**Task statement**
From the data, return each line holding the word "JSON".
===== Material provided =====
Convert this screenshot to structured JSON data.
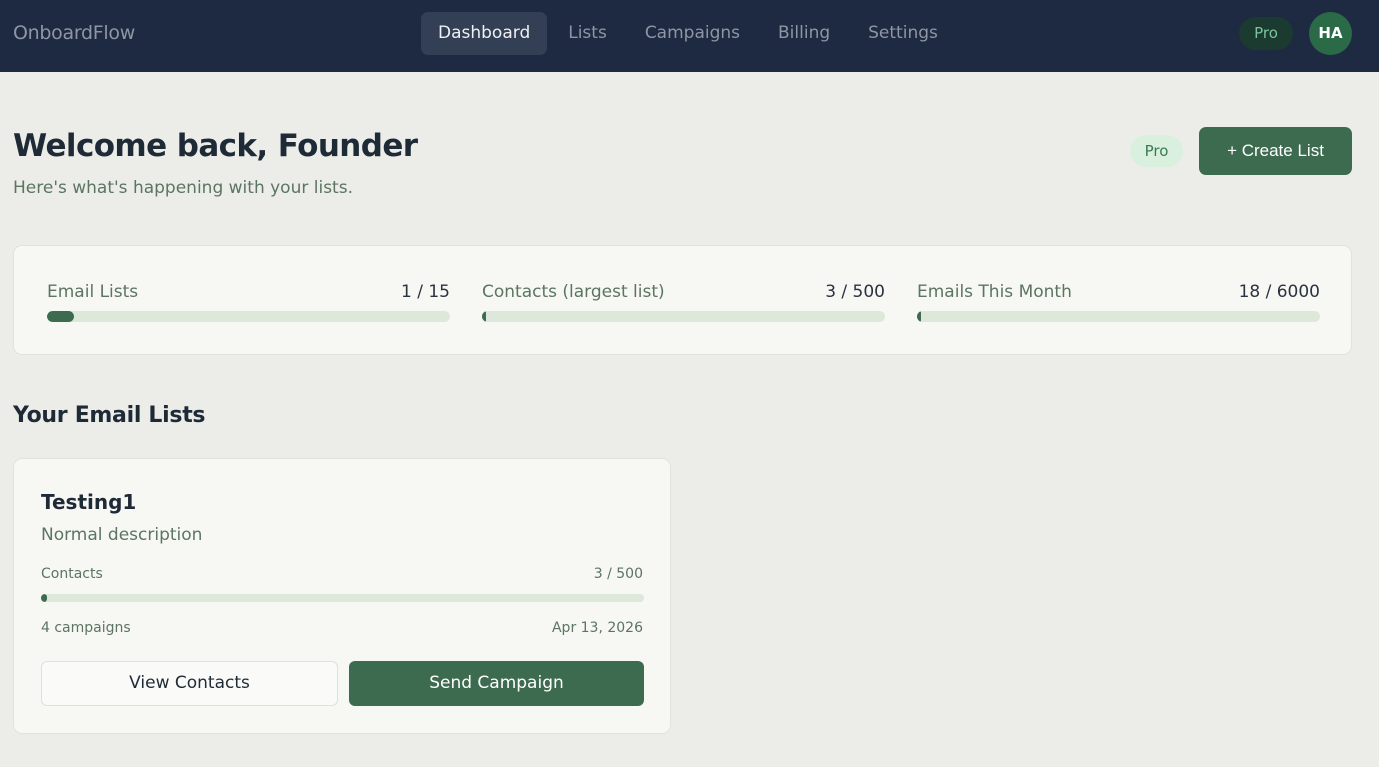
{
  "app": {
    "brand": "OnboardFlow",
    "nav": [
      {
        "label": "Dashboard",
        "active": true
      },
      {
        "label": "Lists",
        "active": false
      },
      {
        "label": "Campaigns",
        "active": false
      },
      {
        "label": "Billing",
        "active": false
      },
      {
        "label": "Settings",
        "active": false
      }
    ],
    "plan_badge": "Pro",
    "avatar_initials": "HA"
  },
  "header": {
    "title": "Welcome back, Founder",
    "subtitle": "Here's what's happening with your lists.",
    "plan_badge": "Pro",
    "create_button": "+ Create List"
  },
  "usage": [
    {
      "label": "Email Lists",
      "value": "1 / 15",
      "fraction": 0.0667
    },
    {
      "label": "Contacts (largest list)",
      "value": "3 / 500",
      "fraction": 0.006
    },
    {
      "label": "Emails This Month",
      "value": "18 / 6000",
      "fraction": 0.003
    }
  ],
  "lists_section": {
    "title": "Your Email Lists",
    "lists": [
      {
        "name": "Testing1",
        "description": "Normal description",
        "contacts_label": "Contacts",
        "contacts_value": "3 / 500",
        "contacts_fraction": 0.006,
        "campaigns": "4 campaigns",
        "date": "Apr 13, 2026",
        "view_button": "View Contacts",
        "send_button": "Send Campaign"
      }
    ]
  },
  "colors": {
    "nav_bg": "#1e2a42",
    "page_bg": "#ecede8",
    "accent": "#3d6b4f",
    "progress_track": "#dde8da"
  }
}
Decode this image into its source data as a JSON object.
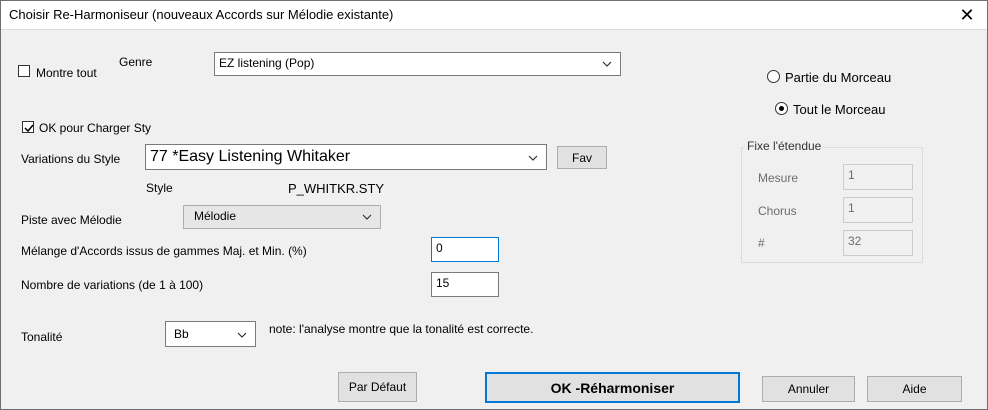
{
  "window": {
    "title": "Choisir Re-Harmoniseur (nouveaux Accords sur Mélodie existante)",
    "close_glyph": "✕"
  },
  "genre": {
    "show_all_label": "Montre tout",
    "show_all_checked": false,
    "label": "Genre",
    "value": "EZ listening (Pop)"
  },
  "ok_load_sty": {
    "label": "OK pour Charger Sty",
    "checked": true
  },
  "style_variations": {
    "label": "Variations du Style",
    "value": "77 *Easy Listening Whitaker",
    "fav_label": "Fav"
  },
  "style_file": {
    "label": "Style",
    "value": "P_WHITKR.STY"
  },
  "melody_track": {
    "label": "Piste avec Mélodie",
    "value": "Mélodie"
  },
  "chord_mix": {
    "label": "Mélange d'Accords issus de gammes Maj. et Min. (%)",
    "value": "0"
  },
  "num_variations": {
    "label": "Nombre de variations (de 1 à 100)",
    "value": "15"
  },
  "key": {
    "label": "Tonalité",
    "value": "Bb",
    "note": "note: l'analyse montre que la tonalité est correcte."
  },
  "scope": {
    "part_label": "Partie du Morceau",
    "whole_label": "Tout le Morceau",
    "selected": "whole"
  },
  "range": {
    "title": "Fixe l'étendue",
    "bar_label": "Mesure",
    "bar_value": "1",
    "chorus_label": "Chorus",
    "chorus_value": "1",
    "count_label": "#",
    "count_value": "32"
  },
  "buttons": {
    "default_label": "Par Défaut",
    "ok_label": "OK -Réharmoniser",
    "cancel_label": "Annuler",
    "help_label": "Aide"
  },
  "colors": {
    "accent": "#0078d7",
    "window_bg": "#f0f0f0"
  }
}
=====
**Answer space**
Convert this screenshot to structured JSON data.
Decode this image into its source data as a JSON object.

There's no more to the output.